Copy out each line of the data that contains "title".

→ **Dataset extract**
▬▬▬▬▬▬▬▬▬▬

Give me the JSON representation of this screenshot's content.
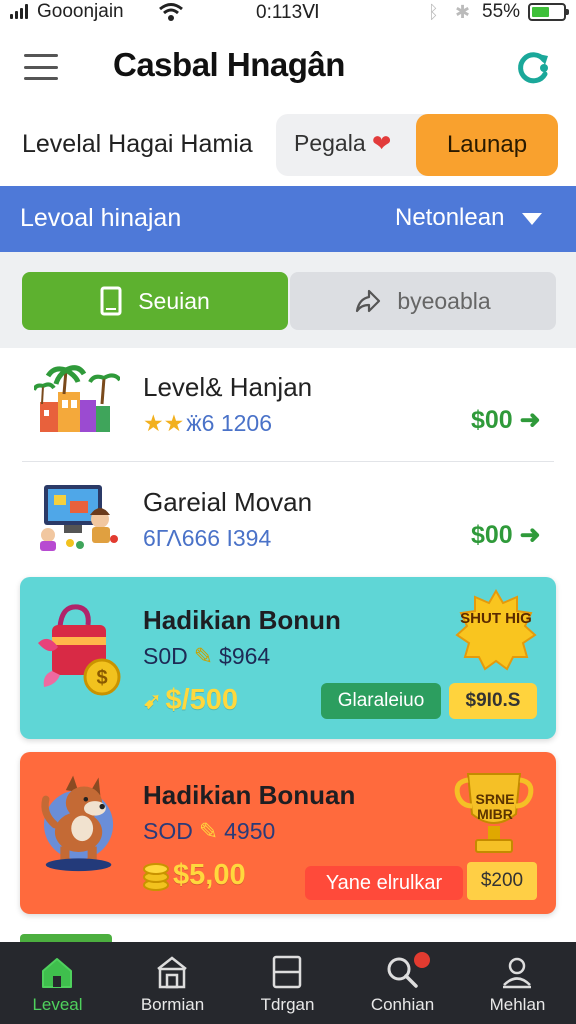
{
  "status_bar": {
    "carrier": "Gooonjain",
    "time": "0:113Ⅵ",
    "battery_percent": "55%",
    "battery_level": 0.55
  },
  "header": {
    "title": "Casbal Hnagân"
  },
  "level_row": {
    "label": "Levelal Hagai Hamia",
    "option_label": "Pegala",
    "launch_label": "Launap"
  },
  "section_bar": {
    "title": "Levoal hinajan",
    "dropdown_label": "Netonlean"
  },
  "tabs": [
    {
      "label": "Seuian",
      "icon": "phone-icon",
      "active": true
    },
    {
      "label": "byeoabla",
      "icon": "share-icon",
      "active": false
    }
  ],
  "list_items": [
    {
      "name": "Level& Hanjan",
      "sub": "ӝ6 1206",
      "price": "$00",
      "thumb": "resort-icon"
    },
    {
      "name": "Gareial Movan",
      "sub": "6ΓΛ666 I394",
      "price": "$00",
      "thumb": "arcade-icon"
    }
  ],
  "bonus_cards": [
    {
      "title": "Hadikian Bonun",
      "sub_prefix": "S0D",
      "sub_value": "$964",
      "big_value": "$/500",
      "pill_label": "Glaraleiuo",
      "pill_value": "$9I0.S",
      "badge_text": "SHUT HIG",
      "art": "gift-bag-icon",
      "color": "#5fd6d6"
    },
    {
      "title": "Hadikian Bonuan",
      "sub_prefix": "SOD",
      "sub_value": "4950",
      "big_value": "$5,00",
      "pill_label": "Yane elrulkar",
      "pill_value": "$200",
      "badge_text": "SRNE MIBR",
      "art": "dog-icon",
      "color": "#ff6a3d"
    }
  ],
  "bottom_nav": [
    {
      "label": "Leveal",
      "icon": "home-icon",
      "active": true
    },
    {
      "label": "Bormian",
      "icon": "store-icon",
      "active": false
    },
    {
      "label": "Tdrgan",
      "icon": "square-icon",
      "active": false
    },
    {
      "label": "Conhian",
      "icon": "search-icon",
      "active": false
    },
    {
      "label": "Mehlan",
      "icon": "profile-icon",
      "active": false
    }
  ]
}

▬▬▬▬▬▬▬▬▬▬

→ **Result**
    "title": "Casbal Hnagân"
    "title": "Levoal hinajan",
      "title": "Hadikian Bonun",
      "title": "Hadikian Bonuan",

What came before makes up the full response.